**Problem to solve:** Each line of the listing that contains "true" should be found and copied.

**Provided information:**
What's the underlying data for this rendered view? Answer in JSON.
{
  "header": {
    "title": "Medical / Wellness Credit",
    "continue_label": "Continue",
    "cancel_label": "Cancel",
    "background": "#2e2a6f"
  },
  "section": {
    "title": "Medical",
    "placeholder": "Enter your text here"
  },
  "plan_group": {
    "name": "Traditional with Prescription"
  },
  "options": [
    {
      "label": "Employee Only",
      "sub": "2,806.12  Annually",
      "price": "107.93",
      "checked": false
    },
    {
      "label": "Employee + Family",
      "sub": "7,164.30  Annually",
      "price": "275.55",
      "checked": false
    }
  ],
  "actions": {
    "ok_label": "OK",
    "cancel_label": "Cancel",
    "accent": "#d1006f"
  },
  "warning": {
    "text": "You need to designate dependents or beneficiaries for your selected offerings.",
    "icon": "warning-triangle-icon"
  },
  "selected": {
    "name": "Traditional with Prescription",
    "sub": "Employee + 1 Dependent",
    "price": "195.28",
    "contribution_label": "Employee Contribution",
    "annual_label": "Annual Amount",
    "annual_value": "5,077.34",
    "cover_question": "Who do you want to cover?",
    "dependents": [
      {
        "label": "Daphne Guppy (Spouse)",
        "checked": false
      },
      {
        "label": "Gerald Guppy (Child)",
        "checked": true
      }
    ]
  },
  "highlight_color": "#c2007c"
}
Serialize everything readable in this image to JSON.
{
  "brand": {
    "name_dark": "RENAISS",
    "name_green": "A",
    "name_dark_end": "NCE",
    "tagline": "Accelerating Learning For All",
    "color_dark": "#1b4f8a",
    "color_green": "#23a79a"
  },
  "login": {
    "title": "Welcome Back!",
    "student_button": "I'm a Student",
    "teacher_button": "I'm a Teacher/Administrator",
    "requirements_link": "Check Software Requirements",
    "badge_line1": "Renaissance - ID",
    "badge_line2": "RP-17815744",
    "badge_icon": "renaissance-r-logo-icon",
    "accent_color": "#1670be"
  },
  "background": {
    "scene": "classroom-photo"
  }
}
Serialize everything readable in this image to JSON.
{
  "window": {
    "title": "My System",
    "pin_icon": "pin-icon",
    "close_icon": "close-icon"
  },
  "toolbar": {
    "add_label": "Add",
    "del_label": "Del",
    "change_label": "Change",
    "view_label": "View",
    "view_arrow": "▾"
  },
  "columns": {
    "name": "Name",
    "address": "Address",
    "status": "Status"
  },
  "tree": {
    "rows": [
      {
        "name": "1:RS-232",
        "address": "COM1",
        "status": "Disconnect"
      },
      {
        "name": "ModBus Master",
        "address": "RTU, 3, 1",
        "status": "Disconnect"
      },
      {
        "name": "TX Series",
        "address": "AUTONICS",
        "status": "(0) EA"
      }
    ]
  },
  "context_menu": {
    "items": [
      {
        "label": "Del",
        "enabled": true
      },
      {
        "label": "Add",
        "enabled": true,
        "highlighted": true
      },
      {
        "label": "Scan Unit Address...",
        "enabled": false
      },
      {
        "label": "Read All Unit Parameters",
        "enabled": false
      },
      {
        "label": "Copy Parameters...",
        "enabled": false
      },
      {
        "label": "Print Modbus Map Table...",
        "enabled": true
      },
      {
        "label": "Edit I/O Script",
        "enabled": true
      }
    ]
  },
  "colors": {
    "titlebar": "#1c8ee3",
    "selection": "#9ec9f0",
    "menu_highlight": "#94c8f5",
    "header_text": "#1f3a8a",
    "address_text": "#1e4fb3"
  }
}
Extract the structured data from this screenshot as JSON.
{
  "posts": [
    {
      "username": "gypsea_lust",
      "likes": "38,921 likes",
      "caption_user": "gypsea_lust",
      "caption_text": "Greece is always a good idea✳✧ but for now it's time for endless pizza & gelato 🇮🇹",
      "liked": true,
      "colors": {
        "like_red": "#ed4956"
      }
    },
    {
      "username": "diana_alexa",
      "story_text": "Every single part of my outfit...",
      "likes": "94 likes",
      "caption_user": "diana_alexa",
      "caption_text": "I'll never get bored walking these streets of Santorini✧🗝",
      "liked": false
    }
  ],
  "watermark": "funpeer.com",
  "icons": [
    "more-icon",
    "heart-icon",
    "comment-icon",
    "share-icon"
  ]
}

**Written response:**
        "checked": true
        "enabled": true
        "enabled": true,
        "highlighted": true
        "enabled": true
        "enabled": true
      "liked": true,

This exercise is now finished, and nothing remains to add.